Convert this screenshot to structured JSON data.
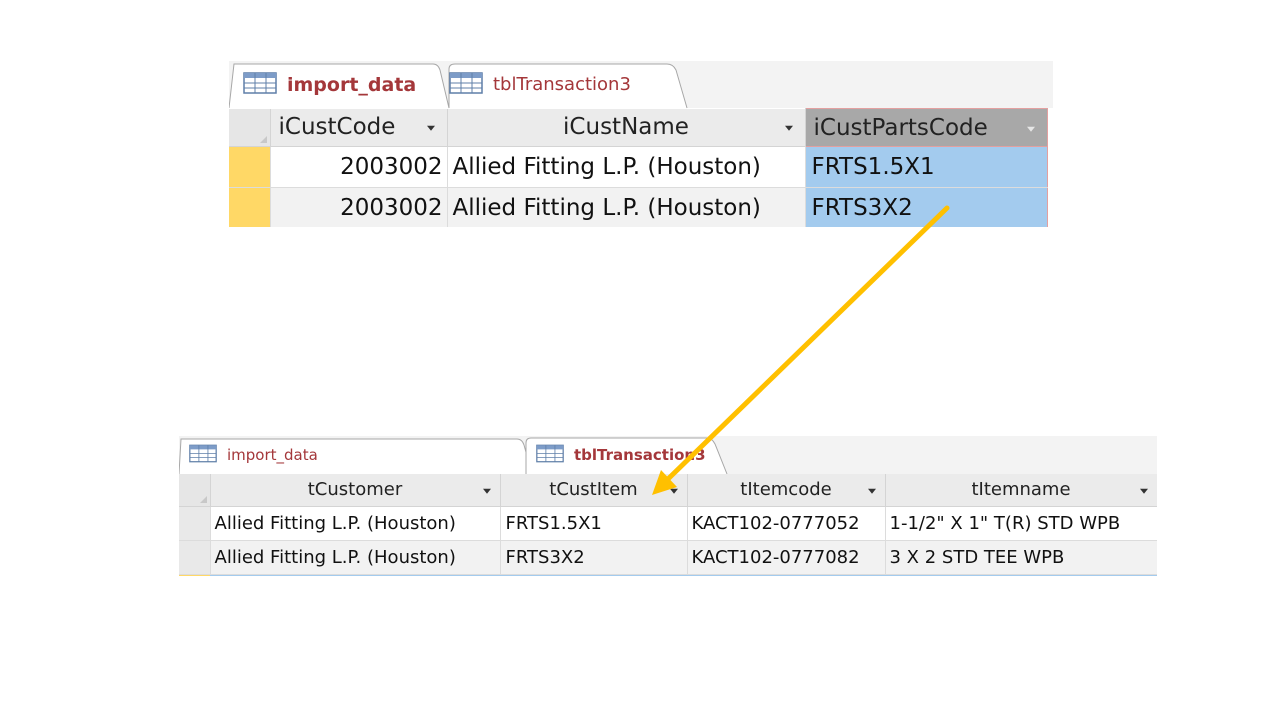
{
  "colors": {
    "tab_text": "#a4373a",
    "selected_cell": "#a3cbee",
    "row_selector_active": "#ffd866",
    "arrow": "#ffc000"
  },
  "top_window": {
    "tabs": [
      {
        "label": "import_data",
        "icon": "table-icon",
        "active": true
      },
      {
        "label": "tblTransaction3",
        "icon": "table-icon",
        "active": false
      }
    ],
    "columns": [
      "iCustCode",
      "iCustName",
      "iCustPartsCode"
    ],
    "selected_column": "iCustPartsCode",
    "rows": [
      [
        "2003002",
        "Allied Fitting L.P. (Houston)",
        "FRTS1.5X1"
      ],
      [
        "2003002",
        "Allied Fitting L.P. (Houston)",
        "FRTS3X2"
      ]
    ]
  },
  "bottom_window": {
    "tabs": [
      {
        "label": "import_data",
        "icon": "table-icon",
        "active": false
      },
      {
        "label": "tblTransaction3",
        "icon": "table-icon",
        "active": true
      }
    ],
    "columns": [
      "tCustomer",
      "tCustItem",
      "tItemcode",
      "tItemname"
    ],
    "rows": [
      [
        "Allied Fitting L.P. (Houston)",
        "FRTS1.5X1",
        "KACT102-0777052",
        "1-1/2\" X 1\" T(R) STD WPB"
      ],
      [
        "Allied Fitting L.P. (Houston)",
        "FRTS3X2",
        "KACT102-0777082",
        "3 X 2 STD TEE WPB"
      ]
    ]
  }
}
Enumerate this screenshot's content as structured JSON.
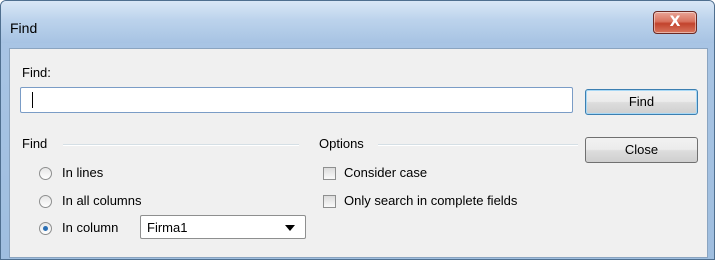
{
  "window": {
    "title": "Find",
    "close_icon": "x-icon",
    "close_glyph": "X"
  },
  "search": {
    "label": "Find:",
    "value": "",
    "placeholder": ""
  },
  "buttons": {
    "find": "Find",
    "close": "Close"
  },
  "find_group": {
    "label": "Find",
    "options": [
      {
        "label": "In lines",
        "checked": false
      },
      {
        "label": "In all columns",
        "checked": false
      },
      {
        "label": "In column",
        "checked": true
      }
    ],
    "column_select": {
      "selected": "Firma1"
    }
  },
  "options_group": {
    "label": "Options",
    "items": [
      {
        "label": "Consider case",
        "checked": false
      },
      {
        "label": "Only search in complete fields",
        "checked": false
      }
    ]
  },
  "colors": {
    "titlebar": "#bcd3ec",
    "close_button": "#c2432d",
    "client_bg": "#f0f0f0",
    "radio_dot": "#2a6fb5"
  }
}
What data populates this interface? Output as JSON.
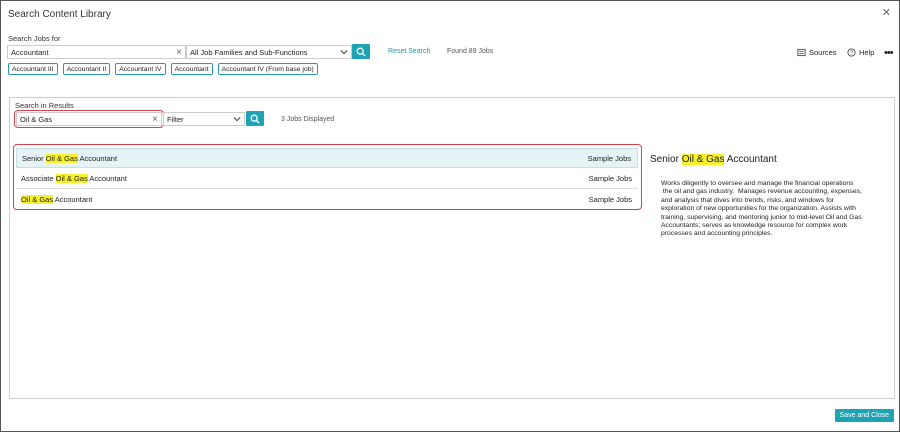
{
  "dialog": {
    "title": "Search Content Library"
  },
  "search_jobs": {
    "label": "Search Jobs for",
    "value": "Accountant",
    "family_select": "All Job Families and Sub-Functions",
    "reset_label": "Reset Search",
    "found_text": "Found 89 Jobs"
  },
  "chips": [
    "Accountant III",
    "Accountant II",
    "Accountant IV",
    "Accountant",
    "Accountant IV (From base job)"
  ],
  "toolbar": {
    "sources_label": "Sources",
    "help_label": "Help",
    "more_icon": "ellipsis-icon"
  },
  "results_search": {
    "label": "Search in Results",
    "value": "Oil & Gas",
    "filter_select": "Filter",
    "displayed_text": "3 Jobs Displayed"
  },
  "results": [
    {
      "prefix": "Senior ",
      "highlight": "Oil & Gas",
      "suffix": " Accountant",
      "source": "Sample Jobs"
    },
    {
      "prefix": "Associate ",
      "highlight": "Oil & Gas",
      "suffix": " Accountant",
      "source": "Sample Jobs"
    },
    {
      "prefix": "",
      "highlight": "Oil & Gas",
      "suffix": " Accountant",
      "source": "Sample Jobs"
    }
  ],
  "detail": {
    "title_prefix": "Senior ",
    "title_highlight": "Oil & Gas",
    "title_suffix": " Accountant",
    "description": "Works diligently to oversee and manage the financial operations\n the oil and gas industry.  Manages revenue accounting, expenses,\nand analysis that dives into trends, risks, and windows for\nexploration of new opportunities for the organization. Assists with\ntraining, supervising, and mentoring junior to mid-level Oil and Gas\nAccountants; serves as knowledge resource for complex work\nprocesses and accounting principles."
  },
  "footer": {
    "save_label": "Save and Close"
  },
  "colors": {
    "accent": "#1ea3b5",
    "highlight": "#f6f12a",
    "callout": "#d0444f"
  }
}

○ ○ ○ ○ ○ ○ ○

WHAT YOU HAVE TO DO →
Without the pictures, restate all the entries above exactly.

FINAL ANSWER →
Convert this screenshot to structured JSON data.
{
  "colors": {
    "tab_text": "#a4373a",
    "selected_cell": "#a3cbee",
    "row_selector_active": "#ffd866",
    "arrow": "#ffc000"
  },
  "top_window": {
    "tabs": [
      {
        "label": "import_data",
        "icon": "table-icon",
        "active": true
      },
      {
        "label": "tblTransaction3",
        "icon": "table-icon",
        "active": false
      }
    ],
    "columns": [
      "iCustCode",
      "iCustName",
      "iCustPartsCode"
    ],
    "selected_column": "iCustPartsCode",
    "rows": [
      [
        "2003002",
        "Allied Fitting L.P. (Houston)",
        "FRTS1.5X1"
      ],
      [
        "2003002",
        "Allied Fitting L.P. (Houston)",
        "FRTS3X2"
      ]
    ]
  },
  "bottom_window": {
    "tabs": [
      {
        "label": "import_data",
        "icon": "table-icon",
        "active": false
      },
      {
        "label": "tblTransaction3",
        "icon": "table-icon",
        "active": true
      }
    ],
    "columns": [
      "tCustomer",
      "tCustItem",
      "tItemcode",
      "tItemname"
    ],
    "rows": [
      [
        "Allied Fitting L.P. (Houston)",
        "FRTS1.5X1",
        "KACT102-0777052",
        "1-1/2\" X 1\" T(R) STD WPB"
      ],
      [
        "Allied Fitting L.P. (Houston)",
        "FRTS3X2",
        "KACT102-0777082",
        "3 X 2 STD TEE WPB"
      ]
    ]
  }
}
Enumerate this screenshot's content as structured JSON.
{
  "window": {
    "title": "Find",
    "close_icon": "x-icon",
    "close_glyph": "X"
  },
  "search": {
    "label": "Find:",
    "value": "",
    "placeholder": ""
  },
  "buttons": {
    "find": "Find",
    "close": "Close"
  },
  "find_group": {
    "label": "Find",
    "options": [
      {
        "label": "In lines",
        "checked": false
      },
      {
        "label": "In all columns",
        "checked": false
      },
      {
        "label": "In column",
        "checked": true
      }
    ],
    "column_select": {
      "selected": "Firma1"
    }
  },
  "options_group": {
    "label": "Options",
    "items": [
      {
        "label": "Consider case",
        "checked": false
      },
      {
        "label": "Only search in complete fields",
        "checked": false
      }
    ]
  },
  "colors": {
    "titlebar": "#bcd3ec",
    "close_button": "#c2432d",
    "client_bg": "#f0f0f0",
    "radio_dot": "#2a6fb5"
  }
}
What data populates this interface? Output as JSON.
{
  "dialog": {
    "title": "Search Content Library"
  },
  "search_jobs": {
    "label": "Search Jobs for",
    "value": "Accountant",
    "family_select": "All Job Families and Sub-Functions",
    "reset_label": "Reset Search",
    "found_text": "Found 89 Jobs"
  },
  "chips": [
    "Accountant III",
    "Accountant II",
    "Accountant IV",
    "Accountant",
    "Accountant IV (From base job)"
  ],
  "toolbar": {
    "sources_label": "Sources",
    "help_label": "Help",
    "more_icon": "ellipsis-icon"
  },
  "results_search": {
    "label": "Search in Results",
    "value": "Oil & Gas",
    "filter_select": "Filter",
    "displayed_text": "3 Jobs Displayed"
  },
  "results": [
    {
      "prefix": "Senior ",
      "highlight": "Oil & Gas",
      "suffix": " Accountant",
      "source": "Sample Jobs"
    },
    {
      "prefix": "Associate ",
      "highlight": "Oil & Gas",
      "suffix": " Accountant",
      "source": "Sample Jobs"
    },
    {
      "prefix": "",
      "highlight": "Oil & Gas",
      "suffix": " Accountant",
      "source": "Sample Jobs"
    }
  ],
  "detail": {
    "title_prefix": "Senior ",
    "title_highlight": "Oil & Gas",
    "title_suffix": " Accountant",
    "description": "Works diligently to oversee and manage the financial operations\n the oil and gas industry.  Manages revenue accounting, expenses,\nand analysis that dives into trends, risks, and windows for\nexploration of new opportunities for the organization. Assists with\ntraining, supervising, and mentoring junior to mid-level Oil and Gas\nAccountants; serves as knowledge resource for complex work\nprocesses and accounting principles."
  },
  "footer": {
    "save_label": "Save and Close"
  },
  "colors": {
    "accent": "#1ea3b5",
    "highlight": "#f6f12a",
    "callout": "#d0444f"
  }
}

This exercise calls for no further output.